### Work request
From the material below, copy out each line with the word "name" in it.

### Exercise inputs
Start of Block

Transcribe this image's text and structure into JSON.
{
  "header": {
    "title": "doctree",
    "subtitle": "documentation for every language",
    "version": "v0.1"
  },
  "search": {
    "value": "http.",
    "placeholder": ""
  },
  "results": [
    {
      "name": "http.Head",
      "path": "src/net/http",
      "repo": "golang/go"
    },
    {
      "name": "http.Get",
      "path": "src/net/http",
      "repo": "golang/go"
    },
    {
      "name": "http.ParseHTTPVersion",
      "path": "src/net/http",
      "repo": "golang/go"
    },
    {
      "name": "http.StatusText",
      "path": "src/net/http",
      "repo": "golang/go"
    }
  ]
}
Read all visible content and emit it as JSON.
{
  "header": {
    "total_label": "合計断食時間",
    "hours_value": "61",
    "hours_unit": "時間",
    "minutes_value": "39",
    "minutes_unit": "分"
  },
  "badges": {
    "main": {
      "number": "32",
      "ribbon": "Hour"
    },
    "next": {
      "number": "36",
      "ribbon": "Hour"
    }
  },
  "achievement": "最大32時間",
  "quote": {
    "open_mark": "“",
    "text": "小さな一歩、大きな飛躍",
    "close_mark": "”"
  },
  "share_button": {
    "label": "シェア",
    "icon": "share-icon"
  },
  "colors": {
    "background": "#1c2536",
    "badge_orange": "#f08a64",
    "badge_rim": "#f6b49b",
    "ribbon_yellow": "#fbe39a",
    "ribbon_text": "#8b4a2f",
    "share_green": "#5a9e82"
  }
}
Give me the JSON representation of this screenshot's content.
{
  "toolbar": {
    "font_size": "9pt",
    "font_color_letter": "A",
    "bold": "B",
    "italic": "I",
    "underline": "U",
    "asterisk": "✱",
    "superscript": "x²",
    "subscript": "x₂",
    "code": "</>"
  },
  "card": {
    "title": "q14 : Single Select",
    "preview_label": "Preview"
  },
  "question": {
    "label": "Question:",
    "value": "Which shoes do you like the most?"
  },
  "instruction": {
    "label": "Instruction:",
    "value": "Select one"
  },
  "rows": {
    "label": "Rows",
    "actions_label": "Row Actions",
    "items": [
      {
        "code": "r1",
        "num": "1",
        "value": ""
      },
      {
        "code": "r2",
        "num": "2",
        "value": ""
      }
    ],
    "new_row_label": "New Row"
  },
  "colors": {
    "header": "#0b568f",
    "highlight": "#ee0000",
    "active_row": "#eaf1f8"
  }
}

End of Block

### Exercise response
      "name": "http.Head",
      "name": "http.Get",
      "name": "http.ParseHTTPVersion",
      "name": "http.StatusText",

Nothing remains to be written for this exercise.